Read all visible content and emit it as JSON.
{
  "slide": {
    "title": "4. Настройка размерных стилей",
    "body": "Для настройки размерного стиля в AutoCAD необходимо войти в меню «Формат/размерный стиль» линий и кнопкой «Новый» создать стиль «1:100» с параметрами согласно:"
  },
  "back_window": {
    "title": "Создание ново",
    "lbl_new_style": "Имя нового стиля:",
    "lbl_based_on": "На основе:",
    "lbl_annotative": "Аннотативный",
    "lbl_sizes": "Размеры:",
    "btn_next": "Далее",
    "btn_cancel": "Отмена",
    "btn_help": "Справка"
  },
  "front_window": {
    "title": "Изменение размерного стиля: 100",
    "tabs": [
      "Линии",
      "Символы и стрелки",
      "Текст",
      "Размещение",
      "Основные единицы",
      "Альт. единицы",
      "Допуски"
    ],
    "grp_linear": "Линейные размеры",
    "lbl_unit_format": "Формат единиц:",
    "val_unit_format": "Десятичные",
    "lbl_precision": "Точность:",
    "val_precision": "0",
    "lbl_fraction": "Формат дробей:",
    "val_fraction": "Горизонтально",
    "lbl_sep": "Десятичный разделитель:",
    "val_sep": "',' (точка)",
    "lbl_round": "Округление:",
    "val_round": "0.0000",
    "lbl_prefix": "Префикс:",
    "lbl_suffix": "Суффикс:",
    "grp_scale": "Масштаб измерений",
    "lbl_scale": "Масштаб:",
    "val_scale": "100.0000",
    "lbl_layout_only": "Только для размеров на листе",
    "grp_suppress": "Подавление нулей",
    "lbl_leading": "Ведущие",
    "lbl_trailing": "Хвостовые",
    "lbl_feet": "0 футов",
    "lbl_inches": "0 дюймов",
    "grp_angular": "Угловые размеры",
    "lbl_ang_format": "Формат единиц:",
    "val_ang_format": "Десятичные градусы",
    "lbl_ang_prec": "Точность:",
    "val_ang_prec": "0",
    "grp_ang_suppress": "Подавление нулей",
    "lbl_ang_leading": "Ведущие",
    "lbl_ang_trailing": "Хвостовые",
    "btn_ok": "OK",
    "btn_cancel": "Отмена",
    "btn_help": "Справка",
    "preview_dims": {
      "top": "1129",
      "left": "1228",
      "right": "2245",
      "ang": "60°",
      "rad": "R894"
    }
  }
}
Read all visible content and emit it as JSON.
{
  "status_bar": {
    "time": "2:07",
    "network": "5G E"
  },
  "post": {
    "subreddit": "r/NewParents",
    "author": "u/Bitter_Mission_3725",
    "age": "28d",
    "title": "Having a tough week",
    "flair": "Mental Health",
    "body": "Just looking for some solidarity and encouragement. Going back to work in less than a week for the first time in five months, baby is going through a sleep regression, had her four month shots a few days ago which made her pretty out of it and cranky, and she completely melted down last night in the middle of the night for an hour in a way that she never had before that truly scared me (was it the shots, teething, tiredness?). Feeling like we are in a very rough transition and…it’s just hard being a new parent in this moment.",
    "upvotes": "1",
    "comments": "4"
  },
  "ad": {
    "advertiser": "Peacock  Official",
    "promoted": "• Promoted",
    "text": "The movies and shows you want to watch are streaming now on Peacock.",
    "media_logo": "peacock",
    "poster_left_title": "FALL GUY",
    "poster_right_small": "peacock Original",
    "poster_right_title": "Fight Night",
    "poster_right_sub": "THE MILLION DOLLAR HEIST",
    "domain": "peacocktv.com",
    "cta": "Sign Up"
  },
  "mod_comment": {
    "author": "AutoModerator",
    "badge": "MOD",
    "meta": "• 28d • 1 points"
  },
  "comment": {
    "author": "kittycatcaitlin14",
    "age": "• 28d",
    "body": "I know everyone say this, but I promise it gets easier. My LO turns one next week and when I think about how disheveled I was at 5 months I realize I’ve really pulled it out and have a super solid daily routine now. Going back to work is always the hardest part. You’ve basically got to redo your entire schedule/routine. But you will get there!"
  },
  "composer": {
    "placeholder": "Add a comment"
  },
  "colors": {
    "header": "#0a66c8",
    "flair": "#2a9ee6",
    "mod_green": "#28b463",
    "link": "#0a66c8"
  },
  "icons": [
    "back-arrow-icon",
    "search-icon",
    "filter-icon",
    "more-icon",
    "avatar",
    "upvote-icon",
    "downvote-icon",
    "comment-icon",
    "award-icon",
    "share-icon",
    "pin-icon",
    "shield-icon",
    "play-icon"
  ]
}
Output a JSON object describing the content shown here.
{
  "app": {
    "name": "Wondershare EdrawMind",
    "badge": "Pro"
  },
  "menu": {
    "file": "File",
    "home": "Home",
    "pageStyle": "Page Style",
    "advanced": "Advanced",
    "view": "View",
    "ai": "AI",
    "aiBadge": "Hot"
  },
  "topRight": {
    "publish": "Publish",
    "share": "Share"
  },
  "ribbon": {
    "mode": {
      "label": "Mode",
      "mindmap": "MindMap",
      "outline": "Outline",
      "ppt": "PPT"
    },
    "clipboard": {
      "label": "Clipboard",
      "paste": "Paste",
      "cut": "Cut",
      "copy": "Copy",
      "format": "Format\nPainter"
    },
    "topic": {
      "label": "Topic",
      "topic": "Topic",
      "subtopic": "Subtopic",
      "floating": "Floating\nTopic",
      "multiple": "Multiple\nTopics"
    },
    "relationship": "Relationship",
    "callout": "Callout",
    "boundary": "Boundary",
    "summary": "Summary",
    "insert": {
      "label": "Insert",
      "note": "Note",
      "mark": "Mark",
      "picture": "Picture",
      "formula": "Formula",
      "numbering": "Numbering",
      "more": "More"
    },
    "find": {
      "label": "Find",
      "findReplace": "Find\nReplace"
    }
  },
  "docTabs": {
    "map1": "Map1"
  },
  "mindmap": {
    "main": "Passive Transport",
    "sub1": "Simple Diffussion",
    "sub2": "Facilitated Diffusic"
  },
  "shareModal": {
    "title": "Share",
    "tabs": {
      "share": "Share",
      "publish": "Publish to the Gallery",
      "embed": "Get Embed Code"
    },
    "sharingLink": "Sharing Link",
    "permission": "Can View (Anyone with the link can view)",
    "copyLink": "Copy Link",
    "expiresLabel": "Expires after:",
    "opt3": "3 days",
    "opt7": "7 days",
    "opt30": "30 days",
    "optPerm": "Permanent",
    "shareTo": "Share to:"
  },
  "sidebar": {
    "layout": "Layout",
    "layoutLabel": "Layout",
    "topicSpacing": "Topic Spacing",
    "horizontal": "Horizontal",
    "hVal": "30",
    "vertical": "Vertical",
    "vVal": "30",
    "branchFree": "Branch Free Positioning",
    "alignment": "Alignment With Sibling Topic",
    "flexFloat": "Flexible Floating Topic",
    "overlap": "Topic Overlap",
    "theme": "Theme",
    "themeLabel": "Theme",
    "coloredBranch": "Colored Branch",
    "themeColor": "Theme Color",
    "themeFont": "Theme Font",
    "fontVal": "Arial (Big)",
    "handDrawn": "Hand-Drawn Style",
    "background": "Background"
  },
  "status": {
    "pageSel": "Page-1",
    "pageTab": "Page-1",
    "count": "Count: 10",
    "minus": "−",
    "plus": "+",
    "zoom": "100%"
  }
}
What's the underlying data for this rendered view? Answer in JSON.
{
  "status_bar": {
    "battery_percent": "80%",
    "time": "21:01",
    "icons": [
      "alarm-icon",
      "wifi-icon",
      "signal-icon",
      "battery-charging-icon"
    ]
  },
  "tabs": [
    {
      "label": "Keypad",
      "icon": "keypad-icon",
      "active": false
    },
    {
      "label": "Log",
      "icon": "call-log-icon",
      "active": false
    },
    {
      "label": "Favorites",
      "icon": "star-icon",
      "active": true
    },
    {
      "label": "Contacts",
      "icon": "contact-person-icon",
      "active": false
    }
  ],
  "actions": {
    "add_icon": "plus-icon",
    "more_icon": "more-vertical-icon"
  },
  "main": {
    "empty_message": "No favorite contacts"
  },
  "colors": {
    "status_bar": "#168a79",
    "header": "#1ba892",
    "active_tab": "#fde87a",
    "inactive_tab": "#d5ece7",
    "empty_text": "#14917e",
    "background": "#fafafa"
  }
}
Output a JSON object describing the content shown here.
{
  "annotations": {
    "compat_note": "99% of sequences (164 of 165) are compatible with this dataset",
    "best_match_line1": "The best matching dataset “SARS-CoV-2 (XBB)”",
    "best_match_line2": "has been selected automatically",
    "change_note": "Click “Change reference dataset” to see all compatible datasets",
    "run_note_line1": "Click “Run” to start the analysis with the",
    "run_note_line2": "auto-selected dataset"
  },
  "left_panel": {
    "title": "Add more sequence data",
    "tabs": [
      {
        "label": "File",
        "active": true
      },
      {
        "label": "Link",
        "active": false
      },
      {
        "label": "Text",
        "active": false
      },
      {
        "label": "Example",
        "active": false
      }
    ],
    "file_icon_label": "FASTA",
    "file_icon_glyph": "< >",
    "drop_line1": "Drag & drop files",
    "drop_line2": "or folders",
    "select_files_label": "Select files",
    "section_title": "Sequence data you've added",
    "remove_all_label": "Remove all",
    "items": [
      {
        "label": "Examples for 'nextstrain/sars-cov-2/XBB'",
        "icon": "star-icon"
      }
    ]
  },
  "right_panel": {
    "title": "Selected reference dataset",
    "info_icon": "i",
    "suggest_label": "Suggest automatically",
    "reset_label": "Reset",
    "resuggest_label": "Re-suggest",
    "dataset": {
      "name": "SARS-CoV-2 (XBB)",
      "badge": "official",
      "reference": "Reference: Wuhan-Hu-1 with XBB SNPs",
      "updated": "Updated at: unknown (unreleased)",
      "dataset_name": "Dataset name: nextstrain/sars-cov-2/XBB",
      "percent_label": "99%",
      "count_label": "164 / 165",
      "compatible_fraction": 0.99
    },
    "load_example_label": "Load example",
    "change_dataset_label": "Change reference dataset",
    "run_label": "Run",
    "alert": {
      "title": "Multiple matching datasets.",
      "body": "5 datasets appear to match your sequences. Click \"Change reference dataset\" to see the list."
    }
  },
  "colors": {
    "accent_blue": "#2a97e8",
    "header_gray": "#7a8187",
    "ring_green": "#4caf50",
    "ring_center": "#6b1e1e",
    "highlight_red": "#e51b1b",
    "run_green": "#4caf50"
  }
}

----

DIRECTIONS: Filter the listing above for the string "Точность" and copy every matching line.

RESULT OF THIS EXERCISE:
    "lbl_precision": "Точность:",
    "lbl_ang_prec": "Точность:",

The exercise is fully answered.